Thousands of commuters in London and Tokyo will have their monotonous daily journeys enlivened with large projections and artworks that take over the platform walls and billboards.
The underground interventions are run by UK art organization Art Below and celebrate five years of art in public spaces.
For the first time ever, Art Below will take over the digital media space in London's Underground with an exhibition called Art in Motion. The public art exhibition features the works of artists such as architectural designer Francis Terry, former Gorillaz drummer and VJ Remi Kabaka, and Tank.TV artist Max Hattler.
The short films are projected on a 2m-high x 3.7m-wide digital screen and feature the artists in their studios and workplaces demonstrating the various ways in which they create their own works of art.
In addition to the HD art projections, poster space in major stations throughout London's underground will be overtaken with artworks throughout April.
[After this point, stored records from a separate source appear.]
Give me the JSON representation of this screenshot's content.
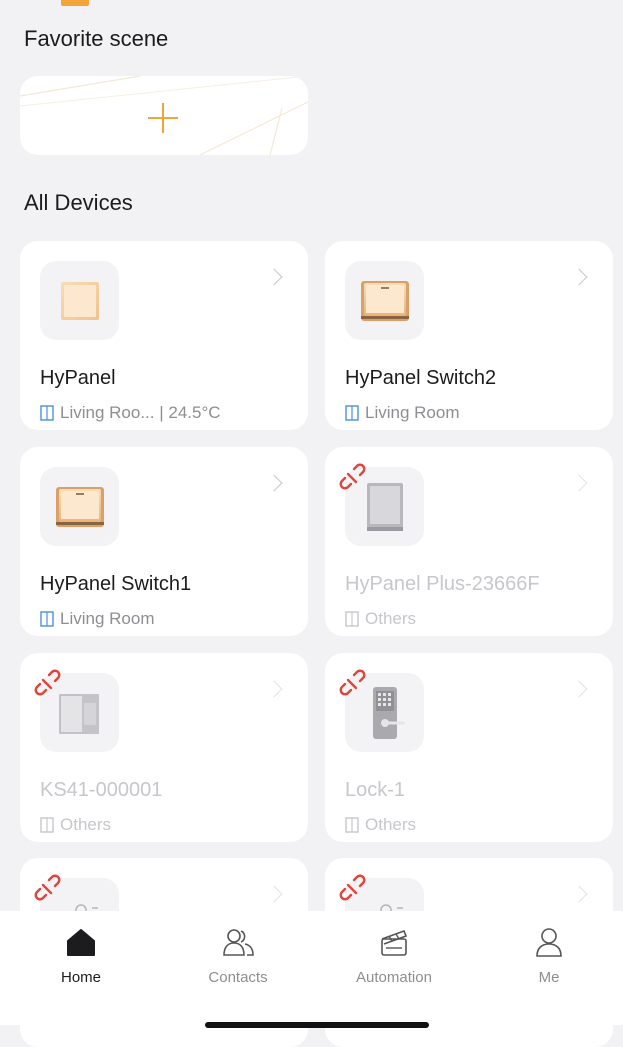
{
  "favorite": {
    "title": "Favorite scene",
    "add_icon": "plus-icon"
  },
  "devices_section": {
    "title": "All Devices"
  },
  "devices": [
    {
      "name": "HyPanel",
      "room": "Living Roo... | 24.5°C",
      "status": "online",
      "icon": "panel-icon"
    },
    {
      "name": "HyPanel Switch2",
      "room": "Living Room",
      "status": "online",
      "icon": "switch-icon"
    },
    {
      "name": "HyPanel Switch1",
      "room": "Living Room",
      "status": "online",
      "icon": "switch-icon"
    },
    {
      "name": "HyPanel Plus-23666F",
      "room": "Others",
      "status": "offline",
      "icon": "panel-plus-icon"
    },
    {
      "name": "KS41-000001",
      "room": "Others",
      "status": "offline",
      "icon": "door-sensor-icon"
    },
    {
      "name": "Lock-1",
      "room": "Others",
      "status": "offline",
      "icon": "smart-lock-icon"
    },
    {
      "name": "",
      "room": "",
      "status": "offline",
      "icon": "sensor-icon"
    },
    {
      "name": "",
      "room": "",
      "status": "offline",
      "icon": "sensor-icon"
    }
  ],
  "nav": {
    "items": [
      {
        "label": "Home",
        "icon": "home-icon",
        "active": true
      },
      {
        "label": "Contacts",
        "icon": "contacts-icon",
        "active": false
      },
      {
        "label": "Automation",
        "icon": "clapperboard-icon",
        "active": false
      },
      {
        "label": "Me",
        "icon": "person-icon",
        "active": false
      }
    ]
  },
  "colors": {
    "accent": "#f2a33a",
    "offline_badge": "#e0443a",
    "room_icon": "#4a90e2",
    "background": "#f2f2f4"
  }
}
Six thousand miles across the globe, commuters in Tokyo's Shibuya station will be transported to Antarctica as London-based artist Nasser Azam covers a 16 meter-long billboard in the subway with images from his Antarctica series.
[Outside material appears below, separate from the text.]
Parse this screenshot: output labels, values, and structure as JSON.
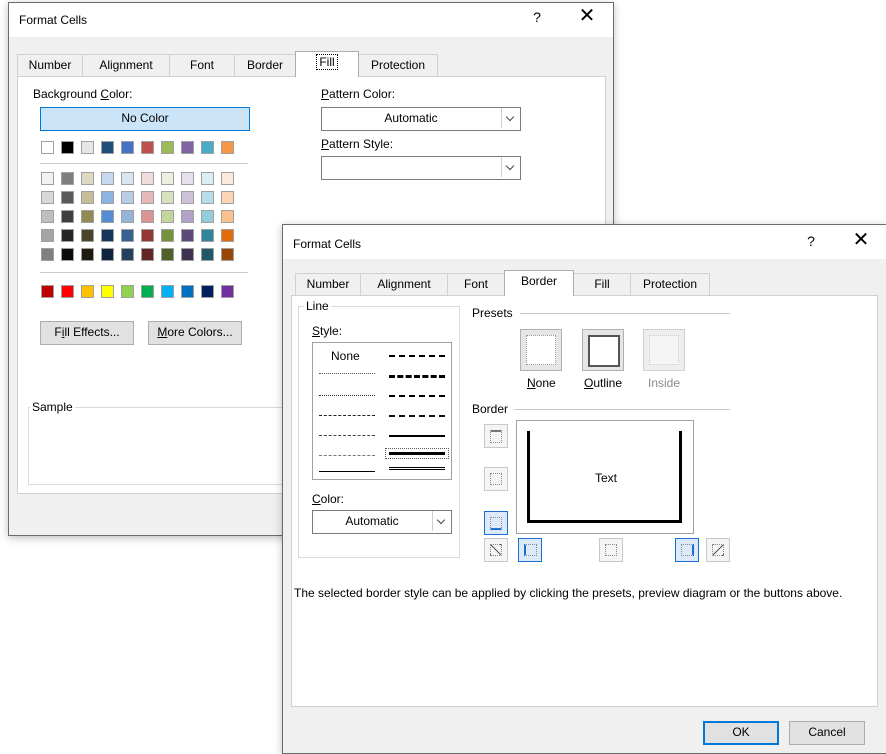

"I wanted to expose the desolate, silent, spacious and empty environment of the South Pole in a diametrically opposite and probably the most crowded, hectic, busy and noisy space in the world," said Azam.
The Art in Motion launch event will be held at the Future Gallery in Covent Garden, London, on April 19 and will feature the Art in Motion showreel alongside paintings by Johan Andresson.
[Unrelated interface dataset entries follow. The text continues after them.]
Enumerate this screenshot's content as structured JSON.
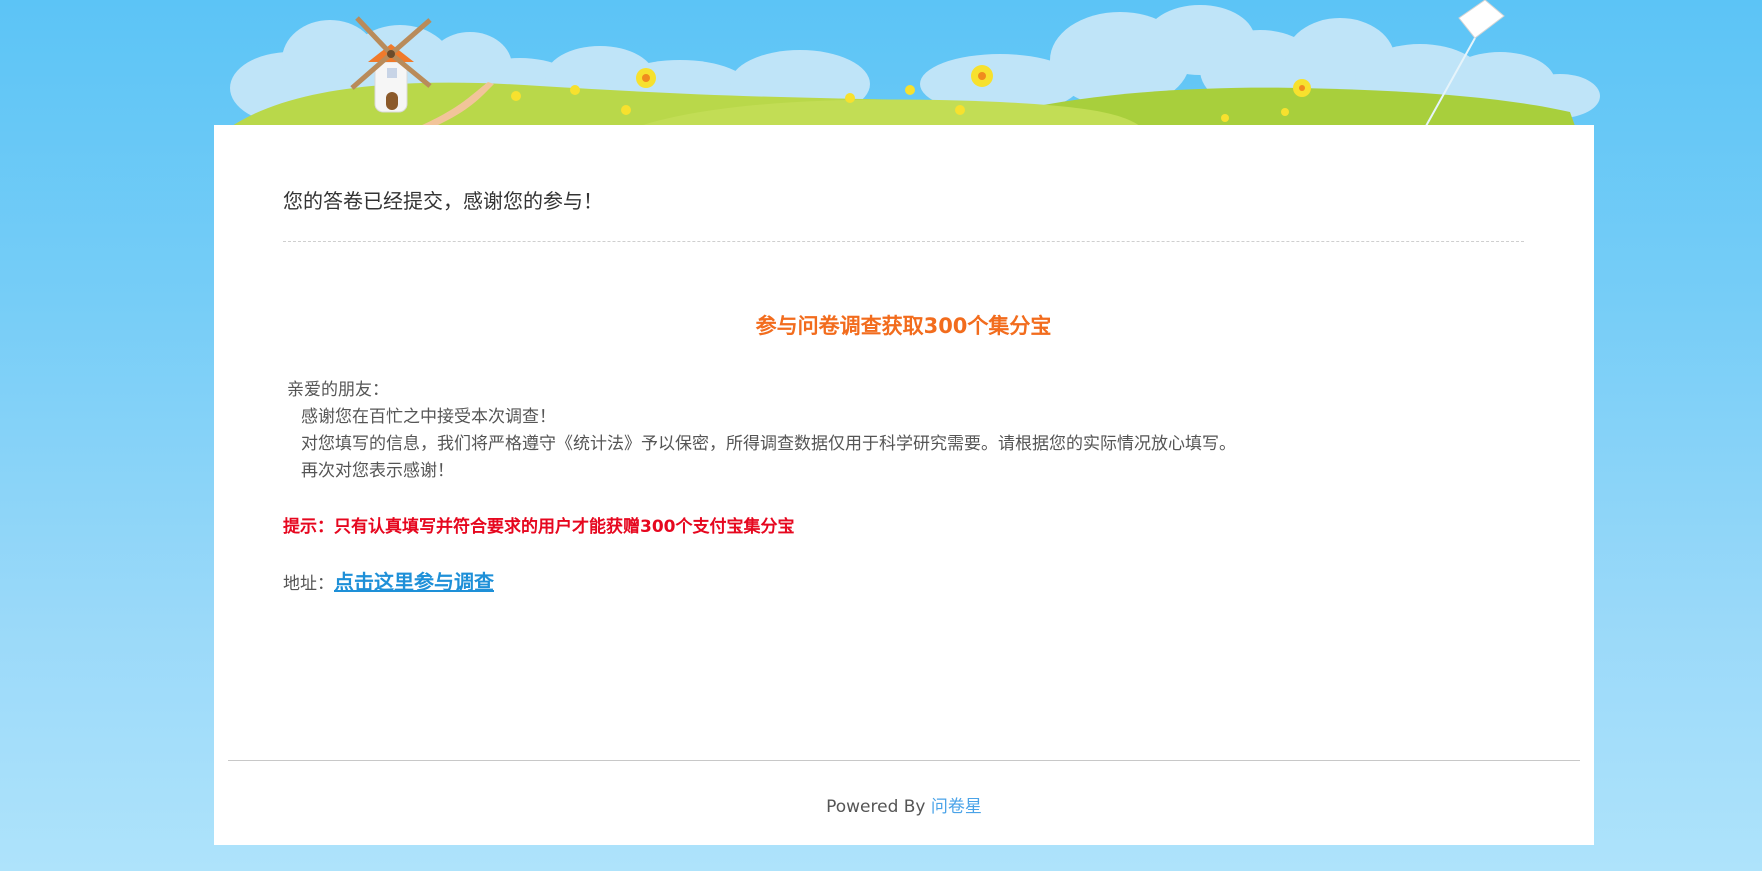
{
  "header": {
    "message": "您的答卷已经提交，感谢您的参与！"
  },
  "survey": {
    "title": "参与问卷调查获取300个集分宝",
    "greeting": "亲爱的朋友：",
    "lines": [
      "感谢您在百忙之中接受本次调查！",
      "对您填写的信息，我们将严格遵守《统计法》予以保密，所得调查数据仅用于科学研究需要。请根据您的实际情况放心填写。",
      "再次对您表示感谢！"
    ],
    "hint": "提示：只有认真填写并符合要求的用户才能获赠300个支付宝集分宝",
    "address_label": "地址：",
    "address_link_text": "点击这里参与调查"
  },
  "footer": {
    "powered_by": "Powered By ",
    "brand": "问卷星"
  },
  "colors": {
    "title_orange": "#f26c1d",
    "hint_red": "#e6071f",
    "link_blue": "#1e90d8",
    "footer_link": "#4aa3e8",
    "sky": "#5cc4f6"
  }
}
Art in Motion will run until Monday, April 25 on the Westbound Central line platform at Liverpool Street in London.
Azam's "Antarctica" will be shown on the Ginza line platform in Shibuya Tokyo until April 25. A time-lapse film of the Tokyo-based artwork will be simultaneously streamed to London's Liverpool Street Station tube station and also viewable on the web at http://www.artbelow.org.uk/artists/nasserazam.
The full list of featured Art in Motion artists and a selection of their films can be seen at http://www.artbelow.org.uk/artists/artinmotion.